DIRECTIONS FOR THIS TASK: Scan the records for the word "Capital". Report each line where it occurs.

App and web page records
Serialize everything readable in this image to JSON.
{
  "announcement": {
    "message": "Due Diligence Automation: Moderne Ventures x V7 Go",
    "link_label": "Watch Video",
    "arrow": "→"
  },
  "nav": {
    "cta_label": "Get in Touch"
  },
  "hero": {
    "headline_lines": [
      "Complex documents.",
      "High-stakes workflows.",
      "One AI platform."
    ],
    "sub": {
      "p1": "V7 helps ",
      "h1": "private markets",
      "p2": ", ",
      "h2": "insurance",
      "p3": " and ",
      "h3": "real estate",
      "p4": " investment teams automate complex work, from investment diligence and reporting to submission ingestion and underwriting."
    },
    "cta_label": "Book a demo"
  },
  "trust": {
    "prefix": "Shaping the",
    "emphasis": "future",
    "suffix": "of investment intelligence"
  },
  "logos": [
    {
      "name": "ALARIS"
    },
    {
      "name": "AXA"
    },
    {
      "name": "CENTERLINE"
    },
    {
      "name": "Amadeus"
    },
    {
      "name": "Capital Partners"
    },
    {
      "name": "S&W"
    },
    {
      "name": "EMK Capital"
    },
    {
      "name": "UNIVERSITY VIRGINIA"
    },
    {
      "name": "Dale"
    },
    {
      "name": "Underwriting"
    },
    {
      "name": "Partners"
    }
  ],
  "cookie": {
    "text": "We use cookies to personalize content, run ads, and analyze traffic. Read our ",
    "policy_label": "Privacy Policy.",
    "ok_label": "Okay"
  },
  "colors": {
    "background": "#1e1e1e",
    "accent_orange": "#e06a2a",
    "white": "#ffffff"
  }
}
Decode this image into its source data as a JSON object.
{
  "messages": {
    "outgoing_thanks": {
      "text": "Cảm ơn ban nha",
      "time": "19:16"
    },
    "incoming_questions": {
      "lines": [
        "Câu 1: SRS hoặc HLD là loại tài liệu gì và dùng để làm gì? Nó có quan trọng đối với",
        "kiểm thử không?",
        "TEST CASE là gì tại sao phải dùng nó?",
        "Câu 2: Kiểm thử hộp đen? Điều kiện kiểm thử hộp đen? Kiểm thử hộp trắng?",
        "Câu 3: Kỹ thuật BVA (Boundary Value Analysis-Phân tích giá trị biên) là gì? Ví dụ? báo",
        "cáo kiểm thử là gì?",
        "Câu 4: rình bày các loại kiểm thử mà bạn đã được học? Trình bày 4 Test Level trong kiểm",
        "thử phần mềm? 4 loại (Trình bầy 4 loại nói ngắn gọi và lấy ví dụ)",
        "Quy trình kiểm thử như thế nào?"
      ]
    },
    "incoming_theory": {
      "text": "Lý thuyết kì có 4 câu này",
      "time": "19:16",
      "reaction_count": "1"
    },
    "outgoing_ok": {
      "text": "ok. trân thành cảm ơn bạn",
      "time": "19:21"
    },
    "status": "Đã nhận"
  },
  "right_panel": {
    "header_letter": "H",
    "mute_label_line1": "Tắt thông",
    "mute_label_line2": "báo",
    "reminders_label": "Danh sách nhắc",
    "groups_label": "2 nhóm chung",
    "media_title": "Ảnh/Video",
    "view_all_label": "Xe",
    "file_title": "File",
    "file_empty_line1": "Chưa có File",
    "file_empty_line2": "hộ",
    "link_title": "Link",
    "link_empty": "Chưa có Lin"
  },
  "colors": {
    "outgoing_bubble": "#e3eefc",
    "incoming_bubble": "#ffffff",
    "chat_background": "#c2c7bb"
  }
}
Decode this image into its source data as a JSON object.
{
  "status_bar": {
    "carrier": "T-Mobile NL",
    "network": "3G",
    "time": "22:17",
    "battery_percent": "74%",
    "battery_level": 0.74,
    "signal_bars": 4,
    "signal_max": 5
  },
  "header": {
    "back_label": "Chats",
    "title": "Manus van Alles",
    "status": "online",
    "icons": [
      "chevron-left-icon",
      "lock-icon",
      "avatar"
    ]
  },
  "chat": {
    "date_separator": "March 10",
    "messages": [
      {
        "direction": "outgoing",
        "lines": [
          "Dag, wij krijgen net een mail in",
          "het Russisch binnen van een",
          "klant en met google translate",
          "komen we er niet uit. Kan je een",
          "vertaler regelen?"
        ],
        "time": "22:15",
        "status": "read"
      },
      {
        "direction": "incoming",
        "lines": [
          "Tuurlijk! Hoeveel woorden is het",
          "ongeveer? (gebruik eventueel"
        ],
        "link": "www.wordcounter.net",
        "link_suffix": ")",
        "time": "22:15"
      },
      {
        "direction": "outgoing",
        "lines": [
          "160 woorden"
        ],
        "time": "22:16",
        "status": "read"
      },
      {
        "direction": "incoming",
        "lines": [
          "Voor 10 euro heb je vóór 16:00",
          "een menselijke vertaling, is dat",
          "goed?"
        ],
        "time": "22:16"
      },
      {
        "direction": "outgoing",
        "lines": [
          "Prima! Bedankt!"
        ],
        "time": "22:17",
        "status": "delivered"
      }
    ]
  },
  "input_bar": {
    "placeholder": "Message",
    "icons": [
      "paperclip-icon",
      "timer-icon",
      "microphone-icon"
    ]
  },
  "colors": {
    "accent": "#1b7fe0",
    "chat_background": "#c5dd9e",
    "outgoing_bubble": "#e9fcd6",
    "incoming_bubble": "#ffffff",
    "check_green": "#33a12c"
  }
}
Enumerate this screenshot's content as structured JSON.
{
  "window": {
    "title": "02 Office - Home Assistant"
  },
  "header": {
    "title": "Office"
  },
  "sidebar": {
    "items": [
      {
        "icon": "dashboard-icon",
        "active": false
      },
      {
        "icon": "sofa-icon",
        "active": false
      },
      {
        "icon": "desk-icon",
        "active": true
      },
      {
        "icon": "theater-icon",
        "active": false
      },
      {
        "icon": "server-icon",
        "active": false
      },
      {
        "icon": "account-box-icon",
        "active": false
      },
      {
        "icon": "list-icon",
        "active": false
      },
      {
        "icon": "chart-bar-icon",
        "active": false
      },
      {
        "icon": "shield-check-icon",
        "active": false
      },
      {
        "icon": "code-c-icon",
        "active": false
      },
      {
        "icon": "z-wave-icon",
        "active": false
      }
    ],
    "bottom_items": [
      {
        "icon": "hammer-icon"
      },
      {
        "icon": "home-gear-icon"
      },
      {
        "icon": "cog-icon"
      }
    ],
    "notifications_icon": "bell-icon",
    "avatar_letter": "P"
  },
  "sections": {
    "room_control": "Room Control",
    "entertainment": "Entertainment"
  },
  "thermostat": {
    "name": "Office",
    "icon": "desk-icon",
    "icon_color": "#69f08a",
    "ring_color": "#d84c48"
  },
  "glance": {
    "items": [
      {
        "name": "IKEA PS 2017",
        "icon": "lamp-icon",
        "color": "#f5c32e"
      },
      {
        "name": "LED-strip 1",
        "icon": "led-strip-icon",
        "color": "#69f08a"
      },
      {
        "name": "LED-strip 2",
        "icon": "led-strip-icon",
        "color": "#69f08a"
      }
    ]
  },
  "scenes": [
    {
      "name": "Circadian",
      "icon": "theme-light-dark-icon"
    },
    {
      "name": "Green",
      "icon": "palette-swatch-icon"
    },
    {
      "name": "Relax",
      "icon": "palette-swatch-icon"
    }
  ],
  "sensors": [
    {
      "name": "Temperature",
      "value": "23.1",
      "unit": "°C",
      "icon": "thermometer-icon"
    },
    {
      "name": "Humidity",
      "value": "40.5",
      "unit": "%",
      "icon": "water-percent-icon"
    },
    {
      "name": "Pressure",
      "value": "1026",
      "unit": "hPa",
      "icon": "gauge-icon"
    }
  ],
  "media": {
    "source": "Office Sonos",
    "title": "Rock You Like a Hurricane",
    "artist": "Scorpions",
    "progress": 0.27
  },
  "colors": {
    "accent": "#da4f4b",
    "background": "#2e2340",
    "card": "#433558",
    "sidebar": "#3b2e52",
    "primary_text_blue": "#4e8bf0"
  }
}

SOLUTION:
      "name": "Capital Partners"
      "name": "EMK Capital"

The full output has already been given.